If churches and/or community centers play a large role in your community, they can become partners in promoting family health history collection. These places can be used to either distribute information (through flyers or pamphlets) or to host events geared toward family health history collection. By partnering with a church or community center, your network of community members and the number of community liaisons will grow.
How could your community partner with schools to promote Family Health History?
By engaging groups throughout the community, it will be easier to incorporate more people into the family health history initiatives. Partnering with area schools allows for the collection of family health history to be introduced as a class assignment and then develop into a family project later. The school setting provides an audience (students) and helpers (staff and teachers) to get the ideas of family health history incorporated into the community. Setting up presentations for history or science classes is one way of incorporating family health history into the school curriculum. Involving the Parent Teacher Association (PTA) in events or workshops is another way of reaching the whole family unit through local schools.
Do people view clinics and/or primary care doctors as useful sources for health information?
Recognizing the dynamic between the members of your community and their health care providers is crucial to understanding how family health history will be incorporated into a person's own medical history. For people to be comfortable sharing their family health history with a clinic/heath provider, people must hold a positive view of these professionals. One way to build a relationship between the community and local health care providers is to have doctors and clinic workers involved in developing the community's interest either at community events or during office visits. Health care providers should be seen as members of the community that have a vested interest in the community's well being.
What is the best way to advertise?

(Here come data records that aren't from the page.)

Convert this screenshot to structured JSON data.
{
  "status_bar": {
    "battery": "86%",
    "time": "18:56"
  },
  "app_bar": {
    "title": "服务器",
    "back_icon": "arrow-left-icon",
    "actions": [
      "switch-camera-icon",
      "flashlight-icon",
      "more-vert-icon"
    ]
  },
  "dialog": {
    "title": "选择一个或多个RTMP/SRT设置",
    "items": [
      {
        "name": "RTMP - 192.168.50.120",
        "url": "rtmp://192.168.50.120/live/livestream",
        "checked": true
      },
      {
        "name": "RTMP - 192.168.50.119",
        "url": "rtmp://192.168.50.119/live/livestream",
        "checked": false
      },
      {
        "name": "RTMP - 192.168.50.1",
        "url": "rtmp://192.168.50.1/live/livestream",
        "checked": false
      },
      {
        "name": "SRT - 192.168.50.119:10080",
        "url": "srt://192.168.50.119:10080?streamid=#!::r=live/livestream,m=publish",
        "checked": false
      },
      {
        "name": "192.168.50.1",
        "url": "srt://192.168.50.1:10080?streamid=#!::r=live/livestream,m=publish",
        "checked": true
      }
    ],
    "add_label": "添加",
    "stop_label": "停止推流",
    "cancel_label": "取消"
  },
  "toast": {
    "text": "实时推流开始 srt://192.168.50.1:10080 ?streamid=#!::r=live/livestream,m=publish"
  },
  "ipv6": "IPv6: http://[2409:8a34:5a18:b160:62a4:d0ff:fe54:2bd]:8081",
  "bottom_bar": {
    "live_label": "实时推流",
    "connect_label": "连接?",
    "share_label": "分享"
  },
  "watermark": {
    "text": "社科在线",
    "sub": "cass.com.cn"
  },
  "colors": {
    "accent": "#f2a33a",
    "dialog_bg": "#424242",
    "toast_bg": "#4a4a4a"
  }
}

When advertising, it is important to try to have a mix of direct and indirect communication with your audience. Phone calls, community liaisons, and "walkabouts" (neighborhood walks) are direct methods for engaging community members on an individual level. These methods enable people to put a face with the message of family health history and give the initiative a personalized feel. Indirect communication allows for more people to be reached in a short time. Newspaper ads, mailings, radio and TV spots are good ways to reach many members of your community. It is important to understand how information is spread throughout your community to know which method would reach the most people.
What are the best ways to keep information alive and circulating in the community?
Making sure the interest and momentum of putting together family health histories does not fade is critical for keeping the initiative going. Family health history can be kept current in your community through monthly bulletins, workshops, and participation in community events. It is important to demonstrate that the collection of family information is an ongoing endeavor.
How do you keep participants engaged in the Family Health History Initiative?
Keeping participants engaged in the idea of family health history is vital to the initiative so that people do not abandon the idea of family health history once the tool is used. By keeping past participants informed of the progression of the initiative at the local level and beyond, though their specific duty to the project maybe over, these participants will still be a part of the process. This type of inclusion will better promote the participants' engagement. People can be kept informed through mailings or informal reunions. The more informed past participants are, the more willing they will be to stay involved. Another method is to have past participants become new leaders in promoting the family health history initiative. Not only will these participants feel involved, but they can also (to a certain extent) have an ownership over the progress they see in their community.